Costs of problem gambling

Social costs of problem gambling are difficult to quantify. These include direct costs, as well as indirect and intangible costs. The costs of gambling are also difficult to measure, because they include the intangible, emotional costs of relationship breakdowns, depression, and suicide. PC noted that these costs are impossible to measure precisely, but it provided a range of costs. The PC’s findings are important because they provide insight into the financial and social costs of problem gambling.

Impacts on public services

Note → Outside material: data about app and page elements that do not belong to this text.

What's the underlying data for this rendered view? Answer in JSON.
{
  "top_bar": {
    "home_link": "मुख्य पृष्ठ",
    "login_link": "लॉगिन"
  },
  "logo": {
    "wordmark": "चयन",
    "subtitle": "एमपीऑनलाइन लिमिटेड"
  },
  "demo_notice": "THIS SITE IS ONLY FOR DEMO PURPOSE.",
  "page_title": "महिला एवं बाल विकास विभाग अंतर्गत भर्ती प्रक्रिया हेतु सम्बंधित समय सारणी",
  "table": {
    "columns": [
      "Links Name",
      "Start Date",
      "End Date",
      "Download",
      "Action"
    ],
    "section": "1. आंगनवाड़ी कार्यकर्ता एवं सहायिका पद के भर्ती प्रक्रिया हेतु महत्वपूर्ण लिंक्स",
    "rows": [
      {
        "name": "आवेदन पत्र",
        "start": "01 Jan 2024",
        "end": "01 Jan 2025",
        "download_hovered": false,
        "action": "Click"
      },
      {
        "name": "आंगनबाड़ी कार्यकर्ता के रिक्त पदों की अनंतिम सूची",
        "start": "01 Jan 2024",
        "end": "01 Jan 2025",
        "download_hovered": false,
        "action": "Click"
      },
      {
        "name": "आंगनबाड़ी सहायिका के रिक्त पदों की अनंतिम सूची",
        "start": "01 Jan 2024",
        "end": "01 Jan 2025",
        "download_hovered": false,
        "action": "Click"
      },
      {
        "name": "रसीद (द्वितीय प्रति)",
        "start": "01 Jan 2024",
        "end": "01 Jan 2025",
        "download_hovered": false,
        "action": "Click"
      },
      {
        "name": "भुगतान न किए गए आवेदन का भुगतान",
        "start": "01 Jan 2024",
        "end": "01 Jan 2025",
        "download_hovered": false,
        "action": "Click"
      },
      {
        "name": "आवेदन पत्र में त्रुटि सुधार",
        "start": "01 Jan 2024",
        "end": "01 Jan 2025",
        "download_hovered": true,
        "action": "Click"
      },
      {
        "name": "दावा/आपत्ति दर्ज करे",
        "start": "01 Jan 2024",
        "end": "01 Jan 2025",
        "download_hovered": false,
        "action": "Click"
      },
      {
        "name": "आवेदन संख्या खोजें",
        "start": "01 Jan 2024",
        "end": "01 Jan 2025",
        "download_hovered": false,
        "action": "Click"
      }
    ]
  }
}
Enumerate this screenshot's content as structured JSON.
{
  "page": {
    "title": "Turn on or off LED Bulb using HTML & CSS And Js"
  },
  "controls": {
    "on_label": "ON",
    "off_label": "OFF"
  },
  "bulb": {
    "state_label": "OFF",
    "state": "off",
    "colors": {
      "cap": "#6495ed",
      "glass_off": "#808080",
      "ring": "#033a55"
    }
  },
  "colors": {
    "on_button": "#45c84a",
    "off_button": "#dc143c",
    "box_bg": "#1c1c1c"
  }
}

Gambling has been used in many jurisdictions to fill a state budget deficit for decades. While the initial impact on the state is positive, revenues from gambling quickly start to deteriorate. This is due in part to increased competition among states and different types of gambling. Gambling expansion has also led to higher taxes on gambling, which exacerbates the problem. Regardless of the short-term revenue gains, gambling is not a long-term solution for the state’s budget crisis.

Costs to individuals

The economic costs of gambling to individuals can be difficult to quantify, but the costs that result from this problem are not limited to losses in productivity. There are several costs to consider, including the costs of mental illness, suicide attempts, and incarceration. Although the Swelogs survey did not include these costs, it suggests that they are significant. The cost of reduced quality of life, which is a measurable aspect of human happiness, can be characterized by the number of sick days taken by an individual. Such a pattern may lead to increased unemployment among those affected by gambling problems.

Costs to communities

Economic, social, and community costs of gambling are numerous. The costs of pathological gambling range from traffic congestion to increased public infrastructure and the displacement of local residents. Pathological gambling also contributes to higher levels of bad debts and increases the cost of credit across the economy. Pathological gambling also has consequences for the gamblers themselves, their families, and their immediate social environment. While it is often portrayed as a harmless activity, its effects extend far beyond the gambler.